Supplied data:

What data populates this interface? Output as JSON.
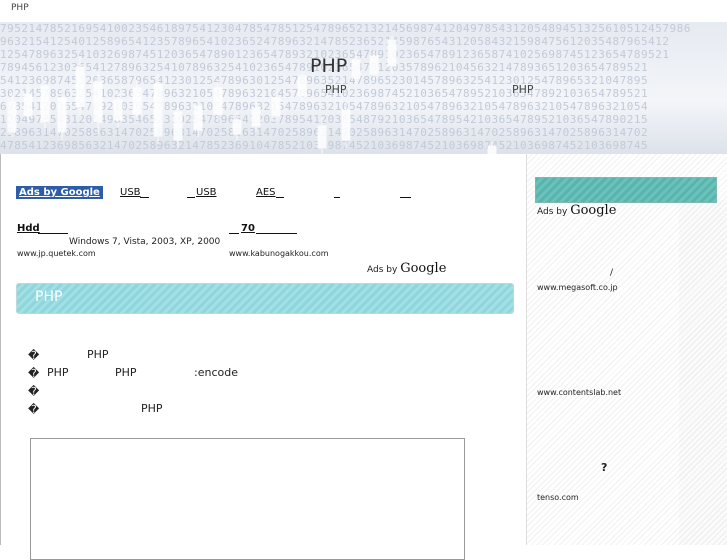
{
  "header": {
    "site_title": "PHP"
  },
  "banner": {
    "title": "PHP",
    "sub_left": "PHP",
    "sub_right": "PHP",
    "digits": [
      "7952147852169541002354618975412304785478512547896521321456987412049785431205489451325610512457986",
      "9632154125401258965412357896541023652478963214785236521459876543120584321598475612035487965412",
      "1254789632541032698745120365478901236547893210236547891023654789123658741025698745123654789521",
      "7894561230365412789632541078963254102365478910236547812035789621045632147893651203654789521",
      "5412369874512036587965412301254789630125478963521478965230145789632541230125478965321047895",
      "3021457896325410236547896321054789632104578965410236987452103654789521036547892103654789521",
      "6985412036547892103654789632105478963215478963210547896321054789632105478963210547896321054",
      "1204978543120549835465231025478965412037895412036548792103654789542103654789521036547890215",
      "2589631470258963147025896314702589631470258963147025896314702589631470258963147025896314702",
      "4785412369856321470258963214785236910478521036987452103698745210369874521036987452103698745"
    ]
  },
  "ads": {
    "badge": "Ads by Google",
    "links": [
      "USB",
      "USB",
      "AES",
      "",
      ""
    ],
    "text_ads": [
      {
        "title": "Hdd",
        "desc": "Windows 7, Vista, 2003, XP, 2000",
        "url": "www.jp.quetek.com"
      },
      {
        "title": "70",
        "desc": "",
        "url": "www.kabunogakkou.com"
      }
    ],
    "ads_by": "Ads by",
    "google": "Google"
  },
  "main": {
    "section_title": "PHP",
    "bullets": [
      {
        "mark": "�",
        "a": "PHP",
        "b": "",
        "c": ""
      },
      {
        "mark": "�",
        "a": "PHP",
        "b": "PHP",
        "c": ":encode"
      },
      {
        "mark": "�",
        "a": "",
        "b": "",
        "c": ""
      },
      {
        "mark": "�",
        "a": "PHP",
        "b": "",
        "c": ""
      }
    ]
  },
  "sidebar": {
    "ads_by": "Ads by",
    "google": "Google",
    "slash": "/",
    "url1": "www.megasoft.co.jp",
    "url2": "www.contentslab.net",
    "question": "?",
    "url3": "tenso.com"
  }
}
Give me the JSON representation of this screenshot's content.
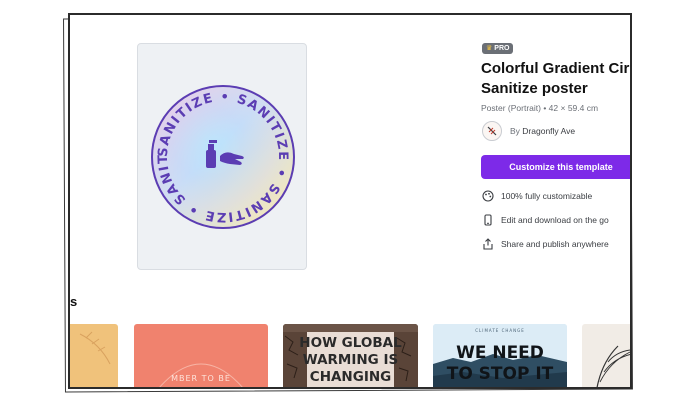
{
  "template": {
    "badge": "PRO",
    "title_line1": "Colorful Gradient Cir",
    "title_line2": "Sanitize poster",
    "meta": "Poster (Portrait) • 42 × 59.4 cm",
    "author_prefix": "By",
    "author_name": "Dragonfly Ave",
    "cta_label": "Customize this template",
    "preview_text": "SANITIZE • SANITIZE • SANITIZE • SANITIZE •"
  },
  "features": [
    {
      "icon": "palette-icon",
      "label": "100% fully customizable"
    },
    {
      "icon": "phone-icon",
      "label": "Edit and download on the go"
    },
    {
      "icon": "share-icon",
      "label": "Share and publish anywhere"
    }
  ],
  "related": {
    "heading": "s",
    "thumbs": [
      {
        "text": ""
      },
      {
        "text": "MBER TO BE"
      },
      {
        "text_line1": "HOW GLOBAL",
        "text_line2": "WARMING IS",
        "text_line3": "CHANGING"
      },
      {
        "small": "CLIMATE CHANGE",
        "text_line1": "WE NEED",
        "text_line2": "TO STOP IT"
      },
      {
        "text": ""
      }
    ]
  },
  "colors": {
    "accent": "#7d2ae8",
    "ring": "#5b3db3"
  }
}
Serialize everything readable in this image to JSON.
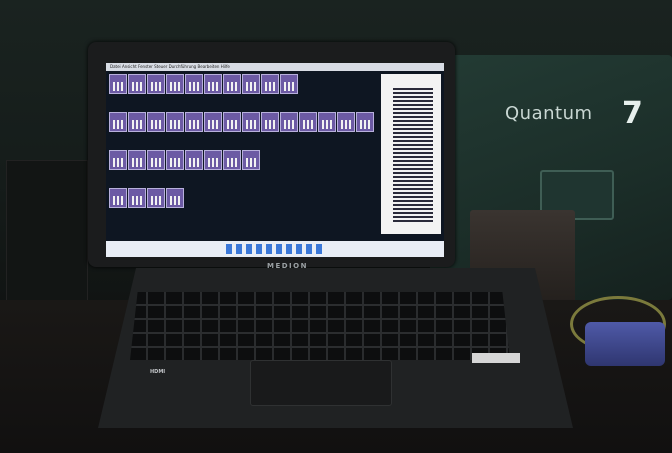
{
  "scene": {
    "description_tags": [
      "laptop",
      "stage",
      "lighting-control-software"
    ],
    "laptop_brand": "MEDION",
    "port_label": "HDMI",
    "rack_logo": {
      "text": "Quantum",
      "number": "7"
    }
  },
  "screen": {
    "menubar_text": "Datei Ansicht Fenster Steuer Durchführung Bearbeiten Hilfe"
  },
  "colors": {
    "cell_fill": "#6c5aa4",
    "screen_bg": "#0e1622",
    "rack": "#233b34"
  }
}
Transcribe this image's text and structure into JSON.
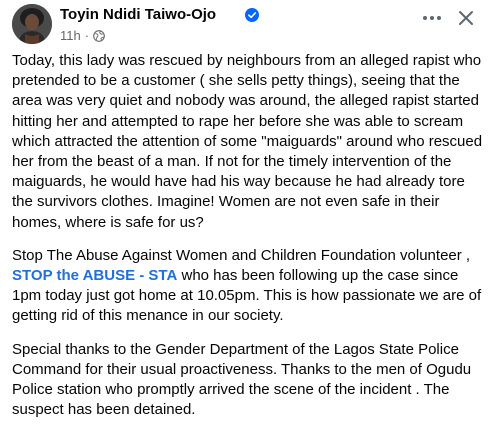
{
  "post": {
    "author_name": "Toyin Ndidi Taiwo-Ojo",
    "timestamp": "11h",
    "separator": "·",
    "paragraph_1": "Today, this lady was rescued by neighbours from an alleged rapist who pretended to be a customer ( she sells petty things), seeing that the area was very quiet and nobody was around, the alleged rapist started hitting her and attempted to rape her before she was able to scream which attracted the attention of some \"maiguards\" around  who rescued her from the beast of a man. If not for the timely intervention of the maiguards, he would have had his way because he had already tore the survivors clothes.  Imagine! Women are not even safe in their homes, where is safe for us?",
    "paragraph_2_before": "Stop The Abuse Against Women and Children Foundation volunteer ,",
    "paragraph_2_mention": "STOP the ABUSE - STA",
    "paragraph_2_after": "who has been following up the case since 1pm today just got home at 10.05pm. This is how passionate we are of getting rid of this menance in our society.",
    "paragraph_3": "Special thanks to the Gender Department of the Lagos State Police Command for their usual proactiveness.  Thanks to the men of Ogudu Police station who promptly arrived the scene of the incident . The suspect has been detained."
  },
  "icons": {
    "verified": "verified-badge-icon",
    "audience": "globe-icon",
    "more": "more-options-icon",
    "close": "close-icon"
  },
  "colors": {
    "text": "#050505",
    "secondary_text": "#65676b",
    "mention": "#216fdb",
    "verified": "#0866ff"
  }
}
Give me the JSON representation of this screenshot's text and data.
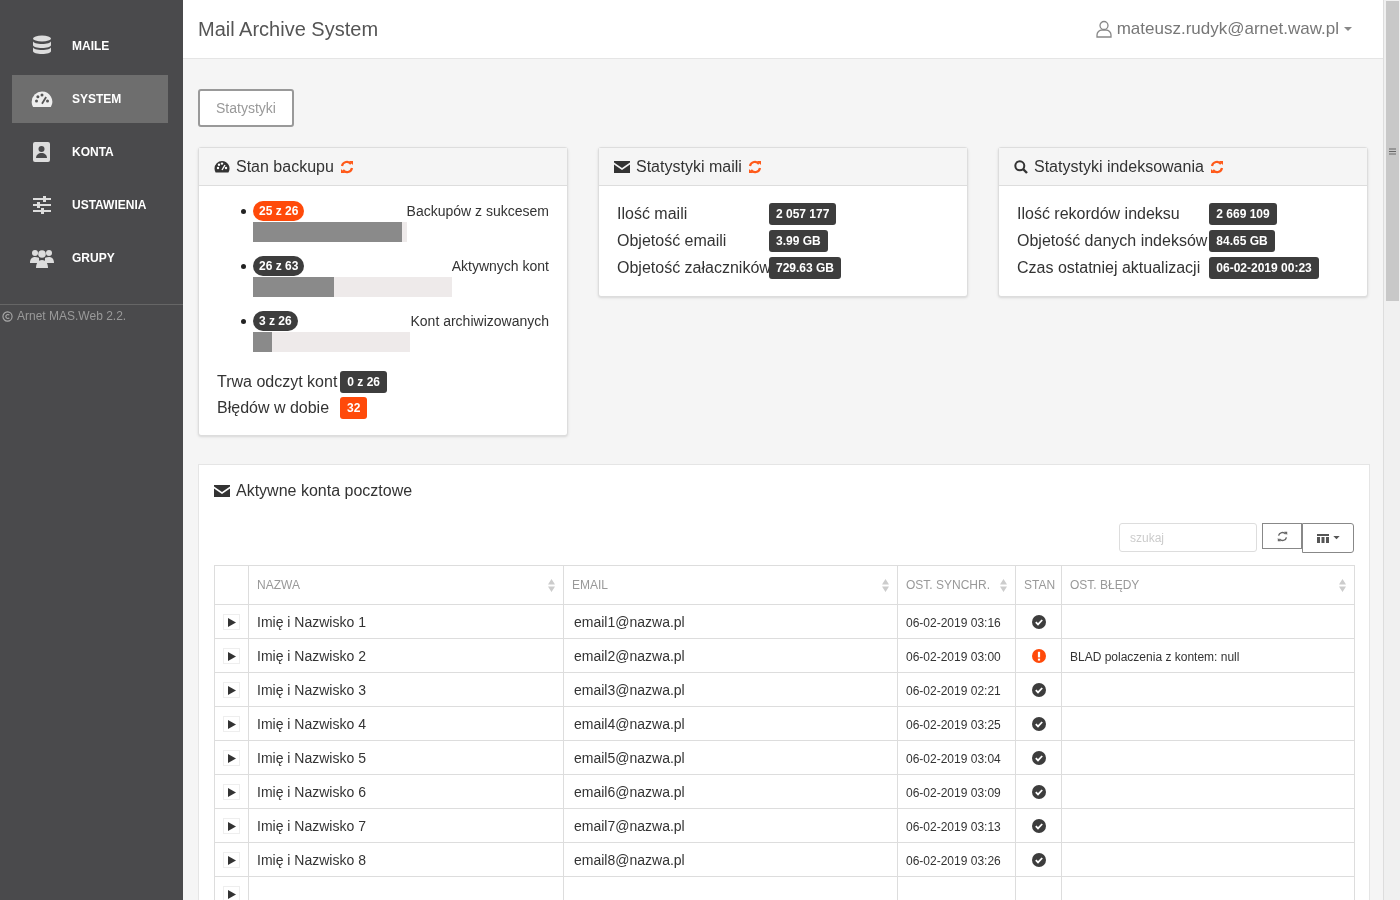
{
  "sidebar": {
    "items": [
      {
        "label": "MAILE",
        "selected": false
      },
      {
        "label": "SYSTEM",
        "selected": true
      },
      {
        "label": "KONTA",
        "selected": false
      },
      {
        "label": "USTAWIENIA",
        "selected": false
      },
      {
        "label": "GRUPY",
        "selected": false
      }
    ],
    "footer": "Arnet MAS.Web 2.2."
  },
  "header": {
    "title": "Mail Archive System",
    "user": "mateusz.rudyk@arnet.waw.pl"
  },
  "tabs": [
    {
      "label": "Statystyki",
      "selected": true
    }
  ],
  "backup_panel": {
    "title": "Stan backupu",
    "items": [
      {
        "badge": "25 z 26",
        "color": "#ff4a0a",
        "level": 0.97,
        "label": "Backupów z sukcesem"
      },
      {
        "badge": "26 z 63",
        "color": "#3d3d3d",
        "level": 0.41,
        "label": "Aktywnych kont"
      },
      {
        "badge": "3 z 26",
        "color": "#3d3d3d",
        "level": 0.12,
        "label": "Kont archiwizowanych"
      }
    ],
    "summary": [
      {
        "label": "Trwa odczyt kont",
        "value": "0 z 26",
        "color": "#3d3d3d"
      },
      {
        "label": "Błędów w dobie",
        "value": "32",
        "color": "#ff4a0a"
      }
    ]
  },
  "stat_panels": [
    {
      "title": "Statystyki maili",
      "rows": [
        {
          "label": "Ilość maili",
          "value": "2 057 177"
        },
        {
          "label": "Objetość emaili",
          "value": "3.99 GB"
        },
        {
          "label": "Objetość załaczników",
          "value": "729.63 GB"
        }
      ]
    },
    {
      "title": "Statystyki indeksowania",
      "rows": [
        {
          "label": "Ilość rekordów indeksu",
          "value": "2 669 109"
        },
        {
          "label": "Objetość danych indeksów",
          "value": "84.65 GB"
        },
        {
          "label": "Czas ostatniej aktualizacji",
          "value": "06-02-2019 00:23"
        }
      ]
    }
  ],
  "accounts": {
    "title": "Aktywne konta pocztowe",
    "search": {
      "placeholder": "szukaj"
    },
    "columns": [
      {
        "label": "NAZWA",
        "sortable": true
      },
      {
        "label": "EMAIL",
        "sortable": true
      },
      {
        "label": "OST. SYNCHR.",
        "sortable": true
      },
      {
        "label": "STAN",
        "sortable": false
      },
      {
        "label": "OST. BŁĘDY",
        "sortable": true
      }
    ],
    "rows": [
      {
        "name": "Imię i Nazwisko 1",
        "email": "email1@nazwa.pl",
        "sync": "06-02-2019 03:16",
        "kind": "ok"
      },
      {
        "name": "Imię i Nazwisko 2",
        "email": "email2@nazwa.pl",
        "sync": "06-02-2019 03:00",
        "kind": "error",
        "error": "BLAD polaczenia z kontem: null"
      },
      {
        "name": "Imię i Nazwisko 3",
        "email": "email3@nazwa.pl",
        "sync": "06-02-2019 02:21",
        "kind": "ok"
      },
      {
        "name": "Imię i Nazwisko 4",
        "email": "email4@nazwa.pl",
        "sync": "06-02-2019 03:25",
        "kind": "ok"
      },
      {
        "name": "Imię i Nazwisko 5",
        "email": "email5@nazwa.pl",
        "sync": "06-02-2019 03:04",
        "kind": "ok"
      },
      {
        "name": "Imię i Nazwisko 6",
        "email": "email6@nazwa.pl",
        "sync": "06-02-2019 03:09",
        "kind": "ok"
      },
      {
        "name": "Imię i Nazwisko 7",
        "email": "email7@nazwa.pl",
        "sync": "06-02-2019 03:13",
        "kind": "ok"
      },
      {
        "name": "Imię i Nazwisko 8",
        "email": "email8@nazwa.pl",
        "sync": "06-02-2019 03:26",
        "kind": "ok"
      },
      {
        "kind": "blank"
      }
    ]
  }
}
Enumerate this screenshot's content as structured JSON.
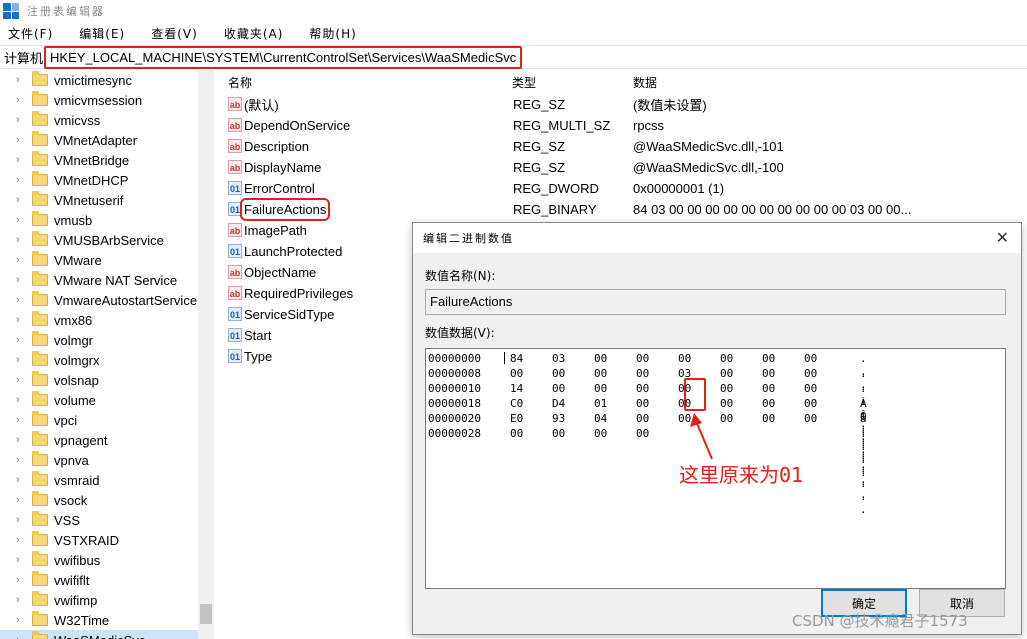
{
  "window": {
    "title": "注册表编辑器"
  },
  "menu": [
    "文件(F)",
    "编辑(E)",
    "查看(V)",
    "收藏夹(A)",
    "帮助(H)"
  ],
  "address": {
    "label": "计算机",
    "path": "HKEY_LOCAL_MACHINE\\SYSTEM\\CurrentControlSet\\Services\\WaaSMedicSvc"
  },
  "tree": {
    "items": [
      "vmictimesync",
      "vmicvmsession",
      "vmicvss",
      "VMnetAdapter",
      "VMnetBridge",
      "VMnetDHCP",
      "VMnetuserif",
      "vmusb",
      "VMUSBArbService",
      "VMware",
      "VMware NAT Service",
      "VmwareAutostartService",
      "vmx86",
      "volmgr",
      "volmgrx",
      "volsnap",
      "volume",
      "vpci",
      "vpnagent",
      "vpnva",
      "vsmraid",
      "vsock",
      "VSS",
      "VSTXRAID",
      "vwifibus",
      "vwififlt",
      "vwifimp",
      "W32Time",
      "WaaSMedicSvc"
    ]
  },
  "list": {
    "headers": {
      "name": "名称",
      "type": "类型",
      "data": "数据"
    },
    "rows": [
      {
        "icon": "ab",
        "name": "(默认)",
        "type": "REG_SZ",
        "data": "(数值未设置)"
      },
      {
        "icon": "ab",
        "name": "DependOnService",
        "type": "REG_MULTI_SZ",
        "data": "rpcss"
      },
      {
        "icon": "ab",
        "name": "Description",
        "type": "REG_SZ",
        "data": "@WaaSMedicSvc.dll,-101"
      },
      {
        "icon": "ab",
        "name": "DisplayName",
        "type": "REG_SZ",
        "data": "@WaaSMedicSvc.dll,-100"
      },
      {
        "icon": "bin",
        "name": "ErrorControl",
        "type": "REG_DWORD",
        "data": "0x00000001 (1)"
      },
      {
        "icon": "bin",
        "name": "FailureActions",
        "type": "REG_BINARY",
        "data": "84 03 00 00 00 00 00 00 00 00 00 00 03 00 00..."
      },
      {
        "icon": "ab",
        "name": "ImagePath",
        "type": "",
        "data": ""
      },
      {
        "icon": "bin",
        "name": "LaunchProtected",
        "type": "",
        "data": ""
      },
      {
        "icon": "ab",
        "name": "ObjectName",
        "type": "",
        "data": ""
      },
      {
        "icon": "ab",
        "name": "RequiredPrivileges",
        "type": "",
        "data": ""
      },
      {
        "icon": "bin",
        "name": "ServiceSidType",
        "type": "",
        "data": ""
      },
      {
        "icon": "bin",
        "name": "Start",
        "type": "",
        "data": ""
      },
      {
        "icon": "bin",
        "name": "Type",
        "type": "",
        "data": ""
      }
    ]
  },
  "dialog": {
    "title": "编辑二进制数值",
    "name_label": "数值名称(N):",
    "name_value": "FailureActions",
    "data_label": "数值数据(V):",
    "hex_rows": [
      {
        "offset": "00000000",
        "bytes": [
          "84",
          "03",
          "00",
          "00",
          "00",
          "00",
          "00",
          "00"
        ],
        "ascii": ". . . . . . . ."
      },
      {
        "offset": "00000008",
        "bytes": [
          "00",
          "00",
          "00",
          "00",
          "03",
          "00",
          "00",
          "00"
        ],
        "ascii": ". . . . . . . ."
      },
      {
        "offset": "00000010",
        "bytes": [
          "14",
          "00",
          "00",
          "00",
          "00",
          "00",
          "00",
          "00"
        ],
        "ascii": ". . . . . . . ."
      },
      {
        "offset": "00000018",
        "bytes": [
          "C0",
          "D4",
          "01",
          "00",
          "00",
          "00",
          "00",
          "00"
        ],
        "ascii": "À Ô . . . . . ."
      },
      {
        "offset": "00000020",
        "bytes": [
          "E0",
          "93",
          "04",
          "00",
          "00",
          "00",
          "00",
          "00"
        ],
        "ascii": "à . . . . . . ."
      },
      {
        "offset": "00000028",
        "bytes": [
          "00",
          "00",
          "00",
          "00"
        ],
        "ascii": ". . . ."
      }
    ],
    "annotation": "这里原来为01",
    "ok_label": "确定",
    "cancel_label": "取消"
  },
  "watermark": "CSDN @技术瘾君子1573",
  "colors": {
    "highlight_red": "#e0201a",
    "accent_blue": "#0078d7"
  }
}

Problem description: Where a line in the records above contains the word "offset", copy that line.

Exercise answer:
        "offset": "00000000",
        "offset": "00000008",
        "offset": "00000010",
        "offset": "00000018",
        "offset": "00000020",
        "offset": "00000028",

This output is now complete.